How to Tell Acrylic Paint From Enamel
- 1). Check for fading. Enamels are more likely to fade with prolonged exposure to sunlight. Acrylics, on the other hand, stand the test of time. Select an area of your home that receives extended exposure to the sun. Look for fading between the areas exposed to sunlight and the shady areas of the house.
Enamels also have a tendency to yellow over time, looking dingy and dirty. This will be clearly visible to the naked eye.
Another way to test for enamel versus acrylic paint is to look for cracking, since enamel lacks the elasticity of its acrylic counterpart.

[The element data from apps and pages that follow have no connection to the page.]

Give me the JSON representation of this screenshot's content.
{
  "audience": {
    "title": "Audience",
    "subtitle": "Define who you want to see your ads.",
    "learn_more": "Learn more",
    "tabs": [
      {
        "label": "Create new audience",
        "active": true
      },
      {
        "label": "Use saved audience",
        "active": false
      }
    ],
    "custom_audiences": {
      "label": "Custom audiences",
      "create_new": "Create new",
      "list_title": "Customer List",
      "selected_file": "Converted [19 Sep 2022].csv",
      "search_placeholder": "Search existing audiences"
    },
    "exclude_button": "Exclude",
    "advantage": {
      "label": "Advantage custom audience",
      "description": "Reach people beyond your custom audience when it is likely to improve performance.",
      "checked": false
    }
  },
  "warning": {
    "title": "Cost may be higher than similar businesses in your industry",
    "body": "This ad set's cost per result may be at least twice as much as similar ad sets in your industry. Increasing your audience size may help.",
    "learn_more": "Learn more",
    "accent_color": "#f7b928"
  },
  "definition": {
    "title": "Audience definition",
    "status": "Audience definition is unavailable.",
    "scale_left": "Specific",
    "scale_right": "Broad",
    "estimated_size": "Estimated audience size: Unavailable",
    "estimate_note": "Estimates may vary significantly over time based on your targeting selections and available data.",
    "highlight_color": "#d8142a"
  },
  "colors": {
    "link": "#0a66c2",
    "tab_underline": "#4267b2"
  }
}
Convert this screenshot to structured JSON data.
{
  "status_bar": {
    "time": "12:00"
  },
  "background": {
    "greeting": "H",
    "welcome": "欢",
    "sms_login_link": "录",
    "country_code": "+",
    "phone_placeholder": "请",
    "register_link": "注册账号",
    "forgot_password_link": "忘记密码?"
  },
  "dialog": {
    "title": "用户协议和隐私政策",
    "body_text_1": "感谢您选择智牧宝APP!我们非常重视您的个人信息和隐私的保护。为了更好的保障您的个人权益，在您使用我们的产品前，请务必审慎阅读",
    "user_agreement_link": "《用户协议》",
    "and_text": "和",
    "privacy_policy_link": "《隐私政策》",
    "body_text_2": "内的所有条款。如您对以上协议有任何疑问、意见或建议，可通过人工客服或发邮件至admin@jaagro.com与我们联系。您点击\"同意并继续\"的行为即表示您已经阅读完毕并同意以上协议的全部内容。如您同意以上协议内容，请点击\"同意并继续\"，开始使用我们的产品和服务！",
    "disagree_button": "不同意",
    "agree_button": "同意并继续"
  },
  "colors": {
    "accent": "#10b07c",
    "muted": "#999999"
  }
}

- 2). Look for mildew. This is a nearly sure fire way to spot if your painter used acrylic paint or enamel on your home. Enamel paint encourages mildew growth, and acrylics discourage it. If there are several areas on the exterior of your home infested with mildew and stains, your paint is likely enamel-based.
- 3). Scrape off with a paint scraper a bit of paint from an area with prolonged sunlight exposure, a shady area and an area receiving half sunlight and half shade. The paint is acrylic if it scratches easily when scraped off. The paint is enamel if it resists removal with the paint scraper because enamels are scratch resistant.